(Records drawn from a dataset)
*** Block opens ***
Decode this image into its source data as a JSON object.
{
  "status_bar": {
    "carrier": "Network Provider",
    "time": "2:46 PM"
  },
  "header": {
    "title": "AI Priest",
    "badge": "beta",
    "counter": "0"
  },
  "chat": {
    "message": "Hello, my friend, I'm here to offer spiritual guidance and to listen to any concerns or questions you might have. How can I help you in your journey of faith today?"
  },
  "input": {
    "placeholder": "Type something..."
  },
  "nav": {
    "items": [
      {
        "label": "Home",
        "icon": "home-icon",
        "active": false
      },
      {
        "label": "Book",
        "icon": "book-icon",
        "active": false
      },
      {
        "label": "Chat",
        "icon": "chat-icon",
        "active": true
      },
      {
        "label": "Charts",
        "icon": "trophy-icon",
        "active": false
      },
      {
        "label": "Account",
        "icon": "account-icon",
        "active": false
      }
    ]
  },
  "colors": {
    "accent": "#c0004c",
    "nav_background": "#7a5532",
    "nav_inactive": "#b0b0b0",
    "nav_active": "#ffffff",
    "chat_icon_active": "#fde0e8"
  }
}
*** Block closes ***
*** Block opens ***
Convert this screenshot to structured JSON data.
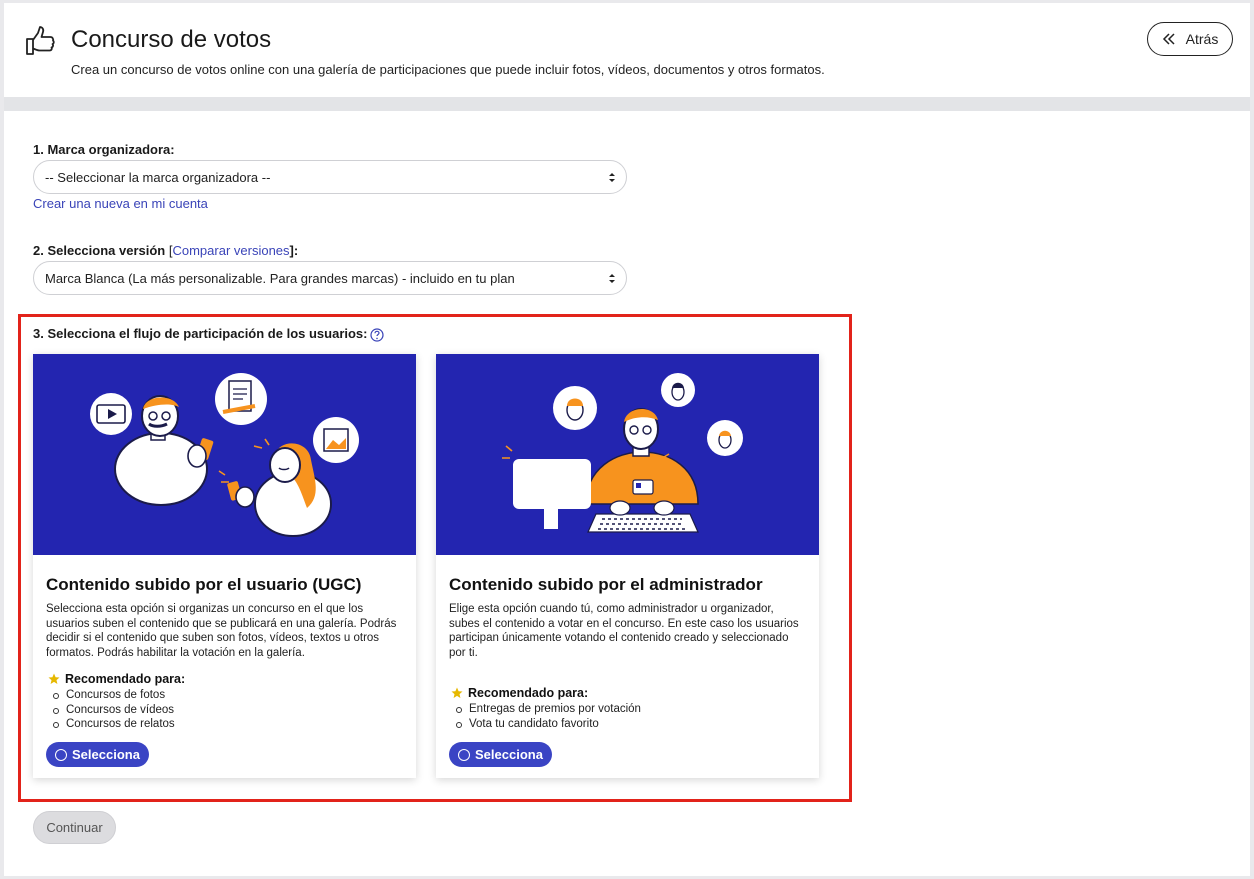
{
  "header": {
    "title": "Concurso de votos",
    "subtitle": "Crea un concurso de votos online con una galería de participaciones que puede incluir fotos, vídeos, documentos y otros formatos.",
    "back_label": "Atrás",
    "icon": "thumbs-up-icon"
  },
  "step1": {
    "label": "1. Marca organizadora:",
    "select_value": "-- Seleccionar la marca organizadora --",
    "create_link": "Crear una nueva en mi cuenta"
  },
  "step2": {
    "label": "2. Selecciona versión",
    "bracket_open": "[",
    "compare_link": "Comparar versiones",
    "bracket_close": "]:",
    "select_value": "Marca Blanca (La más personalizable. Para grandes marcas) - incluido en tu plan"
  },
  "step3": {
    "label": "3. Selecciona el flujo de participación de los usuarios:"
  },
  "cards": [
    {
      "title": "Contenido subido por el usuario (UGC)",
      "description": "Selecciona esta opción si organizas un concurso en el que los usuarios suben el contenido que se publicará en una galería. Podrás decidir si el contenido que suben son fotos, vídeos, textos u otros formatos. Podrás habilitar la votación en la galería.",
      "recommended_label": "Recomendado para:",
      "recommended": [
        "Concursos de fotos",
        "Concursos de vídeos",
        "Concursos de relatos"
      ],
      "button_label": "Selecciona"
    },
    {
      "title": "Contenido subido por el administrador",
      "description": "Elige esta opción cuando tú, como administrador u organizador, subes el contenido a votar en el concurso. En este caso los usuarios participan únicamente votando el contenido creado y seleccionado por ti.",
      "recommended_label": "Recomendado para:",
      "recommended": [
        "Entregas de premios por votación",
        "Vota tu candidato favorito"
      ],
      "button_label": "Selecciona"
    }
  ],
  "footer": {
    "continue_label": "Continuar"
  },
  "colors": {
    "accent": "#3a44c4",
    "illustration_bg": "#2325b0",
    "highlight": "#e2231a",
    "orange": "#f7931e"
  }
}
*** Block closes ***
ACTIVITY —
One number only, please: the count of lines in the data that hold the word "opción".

THE ANSWER —
2